And I took that stance without reservation until I started working with people in their 40s and 50s and 60s who identified as people with disabilities. We think of person-first language as old and outdated today, but the way they tell it, it actually only dates back a few decades, not that long past when the concept of identity-first language was being formulated in the 90s. Before then, the question of where to put the adjective in the phrase was irrelevant because there was no phrase, just adjectival nouns: handicapped, disabled, words considered insults and slurs today. Person with was a roadblock designed to interrupt thought patterns, intended less to separate people from their disabilities and more to point out that people are not defined by their disabilities alone, at a time when that was the working assumption. To them, identity-first language smacks uncomfortably of the brutality they had to push back against and again prioritizes those all-encompassing definitions they tried to break free of.
Of course, the other sides arguments still hold true, so . We settled on identity-first language in official communications while acknowledging person-first language as legitimate because of that. And not only do plenty of people identify as people with disabilities, but some identify as having diverse abilities or any number of other alternatives, and Im not inclined to tell them that theyre wrong. Plus, a lot of this debate focuses on neurodiversity (especially autism) and ignores other fields of disability where this debate is nonexistent. There is no clear answer Im driving towards here. But the Disability Corner exist to show you a little about whats happening behind the scenes in disability advocacy, and I hope this did exactly that!

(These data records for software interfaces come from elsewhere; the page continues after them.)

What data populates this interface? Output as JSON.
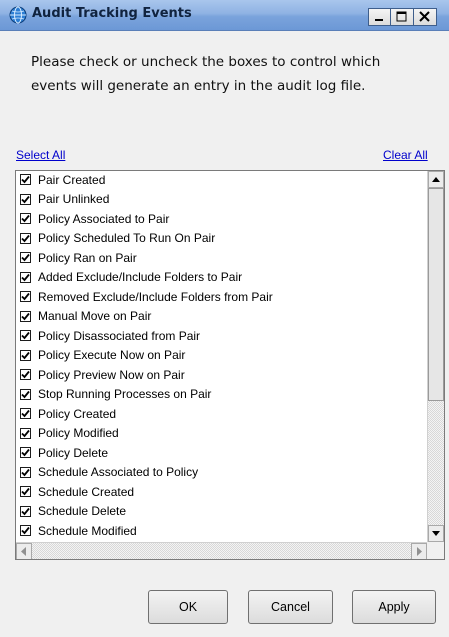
{
  "window": {
    "title": "Audit Tracking Events",
    "icon": "app-globe-icon",
    "controls": [
      "minimize-icon",
      "maximize-icon",
      "close-icon"
    ]
  },
  "instruction": {
    "line1": "Please check or uncheck the boxes to control which",
    "line2": "events will generate an entry in the audit log file."
  },
  "links": {
    "select_all": "Select All",
    "clear_all": "Clear All"
  },
  "events": [
    {
      "label": "Pair Created",
      "checked": true
    },
    {
      "label": "Pair Unlinked",
      "checked": true
    },
    {
      "label": "Policy Associated to Pair",
      "checked": true
    },
    {
      "label": "Policy Scheduled To Run On Pair",
      "checked": true
    },
    {
      "label": "Policy Ran on Pair",
      "checked": true
    },
    {
      "label": "Added Exclude/Include Folders to Pair",
      "checked": true
    },
    {
      "label": "Removed Exclude/Include Folders from Pair",
      "checked": true
    },
    {
      "label": "Manual Move on Pair",
      "checked": true
    },
    {
      "label": "Policy Disassociated from Pair",
      "checked": true
    },
    {
      "label": "Policy Execute Now on Pair",
      "checked": true
    },
    {
      "label": "Policy Preview Now on Pair",
      "checked": true
    },
    {
      "label": "Stop Running Processes on Pair",
      "checked": true
    },
    {
      "label": "Policy Created",
      "checked": true
    },
    {
      "label": "Policy Modified",
      "checked": true
    },
    {
      "label": "Policy Delete",
      "checked": true
    },
    {
      "label": "Schedule Associated to Policy",
      "checked": true
    },
    {
      "label": "Schedule Created",
      "checked": true
    },
    {
      "label": "Schedule Delete",
      "checked": true
    },
    {
      "label": "Schedule Modified",
      "checked": true
    }
  ],
  "buttons": {
    "ok": "OK",
    "cancel": "Cancel",
    "apply": "Apply"
  }
}
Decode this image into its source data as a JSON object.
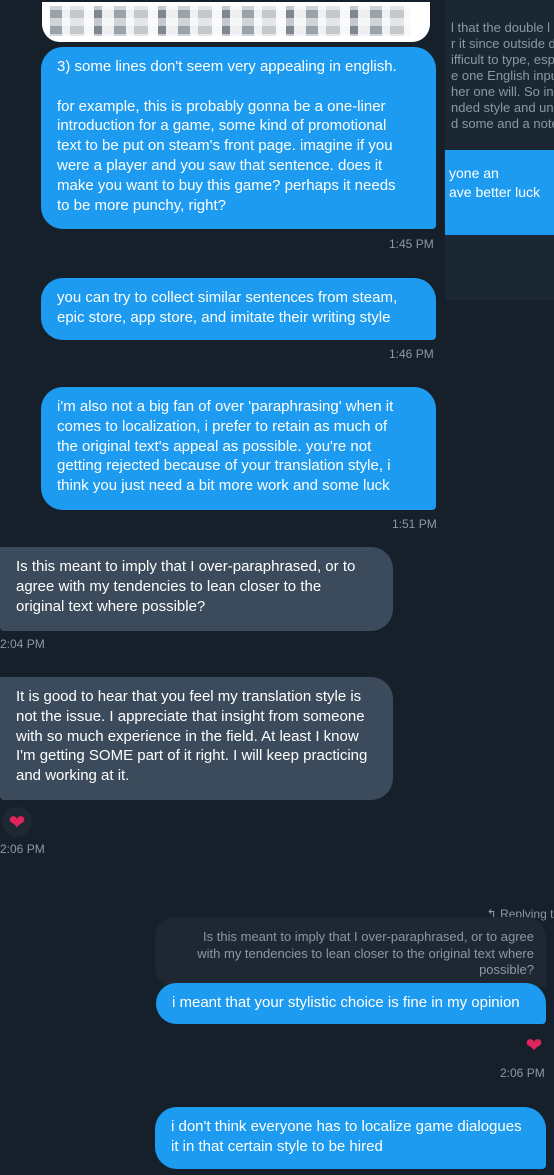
{
  "background_panel": {
    "lines": [
      "l that the double l",
      "r it since outside d",
      "ifficult to type, esp",
      "e one English inpu",
      "her one will. So in",
      "nded style and un",
      "d some and a note"
    ],
    "blue_lines": [
      "yone an",
      "ave better luck"
    ]
  },
  "messages": [
    {
      "text": "3) some lines don't seem very appealing in english.\n\nfor example, this is probably gonna be a one-liner\nintroduction for a game, some kind of promotional\ntext to be put on steam's front page. imagine if you\nwere a player and you saw that sentence. does it\nmake you want to buy this game? perhaps it needs\nto be more punchy, right?",
      "time": "1:45 PM"
    },
    {
      "text": "you can try to collect similar sentences from steam,\nepic store, app store, and imitate their writing style",
      "time": "1:46 PM"
    },
    {
      "text": "i'm also not a big fan of over 'paraphrasing' when it\ncomes to localization, i prefer to retain as much of\nthe original text's appeal as possible. you're not\ngetting rejected because of your translation style, i\nthink you just need a bit more work and some luck",
      "time": "1:51 PM"
    },
    {
      "text": "Is this meant to imply that I over-paraphrased, or to\nagree with my tendencies to lean closer to the\noriginal text where possible?",
      "time": "2:04 PM"
    },
    {
      "text": "It is good to hear that you feel my translation style is\nnot the issue. I appreciate that insight from someone\nwith so much experience in the field. At least I know\nI'm getting SOME part of it right. I will keep practicing\nand working at it.",
      "time": "2:06 PM"
    },
    {
      "text": "i meant that your stylistic choice is fine in my opinion",
      "time": "2:06 PM"
    },
    {
      "text": "i don't think everyone has to localize game dialogues\nit in that certain style to be hired"
    }
  ],
  "reply": {
    "label": "Replying to",
    "quoted": "Is this meant to imply that I over-paraphrased, or to agree\nwith my tendencies to lean closer to the original text where\npossible?"
  },
  "reaction": {
    "emoji": "❤"
  },
  "colors": {
    "background": "#15202b",
    "outgoing": "#1d9bf0",
    "incoming": "#3b4b5c",
    "meta": "#8b98a5",
    "heart": "#e0245e"
  }
}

Let me know if theres anything youre interested in and would like me to cover; unless something else comes up, I can look into it and get back to you with my discoveries next time.